Where the records hold the string "Nadine", show the whole line it sits on.

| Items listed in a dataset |
- - -

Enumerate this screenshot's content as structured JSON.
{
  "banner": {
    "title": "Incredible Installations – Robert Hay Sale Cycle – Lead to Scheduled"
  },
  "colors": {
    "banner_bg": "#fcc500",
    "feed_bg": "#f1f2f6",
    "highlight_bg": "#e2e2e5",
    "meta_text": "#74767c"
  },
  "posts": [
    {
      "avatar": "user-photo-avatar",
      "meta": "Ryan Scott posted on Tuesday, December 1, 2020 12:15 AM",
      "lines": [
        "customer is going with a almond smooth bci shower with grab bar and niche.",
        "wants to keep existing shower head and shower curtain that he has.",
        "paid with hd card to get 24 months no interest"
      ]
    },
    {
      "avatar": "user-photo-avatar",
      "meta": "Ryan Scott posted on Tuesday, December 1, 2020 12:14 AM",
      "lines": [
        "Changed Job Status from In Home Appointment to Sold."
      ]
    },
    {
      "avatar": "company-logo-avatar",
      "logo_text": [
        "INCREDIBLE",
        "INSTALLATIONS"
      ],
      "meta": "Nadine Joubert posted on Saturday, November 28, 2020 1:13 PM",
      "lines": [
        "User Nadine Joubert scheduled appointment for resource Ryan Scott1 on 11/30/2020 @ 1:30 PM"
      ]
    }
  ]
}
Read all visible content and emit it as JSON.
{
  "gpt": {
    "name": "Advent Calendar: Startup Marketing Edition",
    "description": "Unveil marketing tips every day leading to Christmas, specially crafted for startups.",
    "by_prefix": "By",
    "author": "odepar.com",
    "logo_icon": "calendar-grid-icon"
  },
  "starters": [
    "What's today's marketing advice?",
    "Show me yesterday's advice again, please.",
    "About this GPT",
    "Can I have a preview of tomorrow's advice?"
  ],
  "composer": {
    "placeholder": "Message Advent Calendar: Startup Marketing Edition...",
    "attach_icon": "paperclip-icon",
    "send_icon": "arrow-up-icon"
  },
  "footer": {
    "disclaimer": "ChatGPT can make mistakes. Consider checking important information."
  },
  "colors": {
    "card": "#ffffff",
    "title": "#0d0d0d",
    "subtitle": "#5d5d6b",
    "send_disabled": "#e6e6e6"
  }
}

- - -

| Response box |
      "meta": "Nadine Joubert posted on Saturday, November 28, 2020 1:13 PM",
        "User Nadine Joubert scheduled appointment for resource Ryan Scott1 on 11/30/2020 @ 1:30 PM"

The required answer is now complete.